BY JAMES CAMPBELL
You will have heard the term ‘passporting’ a great deal in the media of late. The concept is not easy to understand for those not involved in the policy work and there is much dispute about its importance to UK-based businesses. There has been some welcome clarification in a letter from Andrew Bailey (Chief Executive, Financial Conduct Authority) in a letter to Andrew Tyrie MP, (Chairman of the Treasury Select Committee) published on that Committee’s website. The letter defines a passport as follows…
“A passport is a mechanism through which firms may exercise their right to provide services and their right to establishment. With a passport, an entity’s authorisation to do business in one EU Member State (and under certain directives in EEA states, too) is recognised by all other Member States as an authorisation to do business in their territory as well. As such, a passport obviates the need to obtain separate authorisations from other Member States. For UK firms, the competent authority providing an authorisation will generally be the FCA or the PRA.”
The letter shows that 5,476 financial services firms had outbound passports (i.e. could passport from the UK into EU Member States) and 8,008 had inbound passports (i.e. passport from another Member State into the UK). Depending on a firm’s business activities, it may need to hold more than one passport.
There were 336,420 outbound passports and 23,532 inbound passports. These numbers illustrate the importance of the passporting issue. If passporting is lost, firms wishing to continue doing business in other Member States (or in the UK, in case of inbound passports) would need to seek new authorisation in another Member State (for UK based firms) and in the UK (for firms in the remaining 27 Member States).

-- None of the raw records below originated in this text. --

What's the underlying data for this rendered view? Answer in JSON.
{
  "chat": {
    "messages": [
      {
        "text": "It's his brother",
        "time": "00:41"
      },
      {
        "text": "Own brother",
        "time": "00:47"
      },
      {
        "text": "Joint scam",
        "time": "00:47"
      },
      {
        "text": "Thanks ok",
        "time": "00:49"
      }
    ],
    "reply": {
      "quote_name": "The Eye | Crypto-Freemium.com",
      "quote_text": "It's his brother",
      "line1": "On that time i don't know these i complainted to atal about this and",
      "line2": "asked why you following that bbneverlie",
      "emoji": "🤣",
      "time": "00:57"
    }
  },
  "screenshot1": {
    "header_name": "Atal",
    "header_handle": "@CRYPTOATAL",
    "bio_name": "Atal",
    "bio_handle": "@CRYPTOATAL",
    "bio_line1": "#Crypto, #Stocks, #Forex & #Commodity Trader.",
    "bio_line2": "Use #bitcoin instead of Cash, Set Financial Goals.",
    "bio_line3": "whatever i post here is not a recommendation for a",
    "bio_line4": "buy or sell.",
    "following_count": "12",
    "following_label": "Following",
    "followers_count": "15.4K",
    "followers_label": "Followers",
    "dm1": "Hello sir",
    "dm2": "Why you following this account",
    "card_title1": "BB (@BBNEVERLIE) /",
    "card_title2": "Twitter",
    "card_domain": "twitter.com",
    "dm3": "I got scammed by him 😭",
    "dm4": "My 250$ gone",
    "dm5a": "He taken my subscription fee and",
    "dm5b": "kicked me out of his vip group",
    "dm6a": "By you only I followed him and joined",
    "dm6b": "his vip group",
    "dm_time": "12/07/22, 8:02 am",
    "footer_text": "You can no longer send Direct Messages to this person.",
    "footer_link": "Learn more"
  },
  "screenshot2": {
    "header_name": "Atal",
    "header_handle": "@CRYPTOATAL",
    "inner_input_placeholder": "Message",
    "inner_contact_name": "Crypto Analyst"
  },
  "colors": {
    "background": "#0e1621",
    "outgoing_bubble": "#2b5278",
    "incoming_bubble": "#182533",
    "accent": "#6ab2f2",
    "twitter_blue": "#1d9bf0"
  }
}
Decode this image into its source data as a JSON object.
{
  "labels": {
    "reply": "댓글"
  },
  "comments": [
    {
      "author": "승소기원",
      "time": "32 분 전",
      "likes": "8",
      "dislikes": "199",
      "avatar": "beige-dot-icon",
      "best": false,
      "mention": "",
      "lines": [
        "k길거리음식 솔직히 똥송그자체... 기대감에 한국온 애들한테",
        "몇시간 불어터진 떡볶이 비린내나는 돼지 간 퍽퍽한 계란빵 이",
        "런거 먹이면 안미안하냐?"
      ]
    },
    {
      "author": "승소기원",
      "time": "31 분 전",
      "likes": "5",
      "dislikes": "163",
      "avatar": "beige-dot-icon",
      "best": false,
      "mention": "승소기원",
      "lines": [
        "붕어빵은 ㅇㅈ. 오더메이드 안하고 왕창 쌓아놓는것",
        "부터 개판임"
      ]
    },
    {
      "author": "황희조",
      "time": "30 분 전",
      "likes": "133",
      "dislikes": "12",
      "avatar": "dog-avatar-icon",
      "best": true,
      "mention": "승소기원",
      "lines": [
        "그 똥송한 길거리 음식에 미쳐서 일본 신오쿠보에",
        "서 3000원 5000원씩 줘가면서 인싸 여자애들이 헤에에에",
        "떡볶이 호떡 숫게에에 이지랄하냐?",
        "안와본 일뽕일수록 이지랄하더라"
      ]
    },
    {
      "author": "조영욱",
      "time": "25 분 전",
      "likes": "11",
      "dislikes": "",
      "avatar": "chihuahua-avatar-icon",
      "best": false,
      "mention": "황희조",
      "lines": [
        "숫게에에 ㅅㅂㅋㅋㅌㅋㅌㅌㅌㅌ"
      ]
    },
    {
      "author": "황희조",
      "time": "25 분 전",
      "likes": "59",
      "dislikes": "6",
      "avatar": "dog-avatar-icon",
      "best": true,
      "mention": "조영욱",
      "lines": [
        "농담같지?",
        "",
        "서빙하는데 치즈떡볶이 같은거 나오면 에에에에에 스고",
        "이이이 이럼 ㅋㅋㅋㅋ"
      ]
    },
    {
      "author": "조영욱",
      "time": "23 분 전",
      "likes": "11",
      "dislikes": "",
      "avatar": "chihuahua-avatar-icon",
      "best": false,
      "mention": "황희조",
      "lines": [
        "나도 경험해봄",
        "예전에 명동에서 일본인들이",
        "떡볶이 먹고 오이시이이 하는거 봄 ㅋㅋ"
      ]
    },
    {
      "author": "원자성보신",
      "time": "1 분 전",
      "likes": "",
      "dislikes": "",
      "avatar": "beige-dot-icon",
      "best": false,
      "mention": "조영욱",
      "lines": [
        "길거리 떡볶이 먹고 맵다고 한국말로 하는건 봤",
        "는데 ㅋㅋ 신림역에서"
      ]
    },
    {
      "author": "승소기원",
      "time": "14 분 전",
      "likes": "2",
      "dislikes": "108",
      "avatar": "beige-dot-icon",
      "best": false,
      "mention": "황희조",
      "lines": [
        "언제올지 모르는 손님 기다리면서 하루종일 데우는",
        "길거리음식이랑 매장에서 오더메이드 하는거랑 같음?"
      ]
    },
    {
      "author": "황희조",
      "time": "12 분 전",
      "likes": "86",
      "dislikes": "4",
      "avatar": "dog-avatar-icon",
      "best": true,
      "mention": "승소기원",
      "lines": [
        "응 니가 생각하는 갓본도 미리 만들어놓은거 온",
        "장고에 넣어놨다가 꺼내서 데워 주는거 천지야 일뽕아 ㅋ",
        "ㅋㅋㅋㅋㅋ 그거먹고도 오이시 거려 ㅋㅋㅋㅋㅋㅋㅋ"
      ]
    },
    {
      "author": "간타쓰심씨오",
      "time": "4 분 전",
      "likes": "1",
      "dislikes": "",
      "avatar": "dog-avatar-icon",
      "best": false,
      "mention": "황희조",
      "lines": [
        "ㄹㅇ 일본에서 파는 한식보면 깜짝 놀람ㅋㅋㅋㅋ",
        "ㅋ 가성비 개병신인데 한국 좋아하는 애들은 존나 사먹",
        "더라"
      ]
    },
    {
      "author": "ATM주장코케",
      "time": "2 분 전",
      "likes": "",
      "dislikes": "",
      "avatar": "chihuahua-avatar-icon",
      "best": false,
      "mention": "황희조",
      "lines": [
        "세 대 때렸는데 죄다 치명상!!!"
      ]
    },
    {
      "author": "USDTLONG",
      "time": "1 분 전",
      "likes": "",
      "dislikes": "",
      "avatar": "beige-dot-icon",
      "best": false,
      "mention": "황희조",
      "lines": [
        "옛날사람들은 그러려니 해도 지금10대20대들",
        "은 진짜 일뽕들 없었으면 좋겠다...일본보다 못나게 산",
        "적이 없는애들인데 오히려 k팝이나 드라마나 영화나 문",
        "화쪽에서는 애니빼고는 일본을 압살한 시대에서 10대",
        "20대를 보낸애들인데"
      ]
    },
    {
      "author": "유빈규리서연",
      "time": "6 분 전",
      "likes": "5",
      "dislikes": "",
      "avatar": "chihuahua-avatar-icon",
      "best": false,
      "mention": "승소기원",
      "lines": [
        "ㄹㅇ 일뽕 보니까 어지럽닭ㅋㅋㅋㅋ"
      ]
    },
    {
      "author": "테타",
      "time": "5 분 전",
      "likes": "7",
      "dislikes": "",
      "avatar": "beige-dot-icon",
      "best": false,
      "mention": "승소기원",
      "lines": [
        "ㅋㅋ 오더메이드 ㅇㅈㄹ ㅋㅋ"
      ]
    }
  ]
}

In practice, some passports may not be used and some may be used to a very small extent so the number of authorisations needed would be much smaller than these numbers would suggest – but they are still so substantial as to be very difficult if not impossible for the regulatory authorities to handle.
Key facts as of October 1st 2016:
- The City: 5476 financial institutions in the UK use European financial passporting. Andrew Bailey specifies that 336 421 passports are used by companies based in the UK vs 23 532 for 8008 companies in Continental Europe who want access to the UK market. A gap explained by the fact that to deal in 3 different Continental Europe markets, you currently need 3 passports.
- In the Guardian, the Bundesbank president declared the UK won’t benefit from passporting if they are not at least part of the European Economic market.
- Lloyd’s of London is planning on opening subsidiaries in Dublin, Paris and Frankfurt once article 50 is notified.
At stake is conserving a key motor of the British economy that contributes about 10 percent of gross domestic product. Finance executives have threatened to move staff out of the U.K. if Prime Minister Theresa May’s team of Brexit negotiators doesn’t secure a deal allowing them to serve European clients from London.
Global investment banks such as JPMorgan Chase & Co. and Morgan Stanley have the most to lose as they operate European business out of London and don’t have the same links to the continent as local lenders such as Societe Generale SA and Deutsche Bank AG. The British Bankers’ Association warned that leading lenders are poised to press “the relocate button” in early 2017.
With negotiations due to begin before the end of March, pressure has been mounting for the government to provide more clarity, particularly to banks, to avoid a possible exodus of business from the City of London.
The government’s stock response has been that it does not intend to provide a running commentary on its thinking though there has been a charm offensive to improve communication and reassure the finance world that its interests won’t be ignored.
Brexit Minister David Davis announced in parliament that Britain will have leverage in talks with the European Union over so-called “passporting” rights.
“Actually, we issue more passports than we seek,” Davis said citing figures used by another lawmaker earlier in a parliamentary debate. “As a result, our negotiating leverage in this area is at least reasonable.”
Warning financial firms against “rashly” pre-empting the outcome of Britain’s EU negotiations by moving staff overseas, he said the finance ministry had been considering alternative arrangements to allow the sale of financial services across EU borders.
“The Treasury has already had a roundtable on specifically this issue and looked very clearly at mutual recognition and various mechanisms of mutual recognition as a fallback on passporting,” he said.
Watch this space.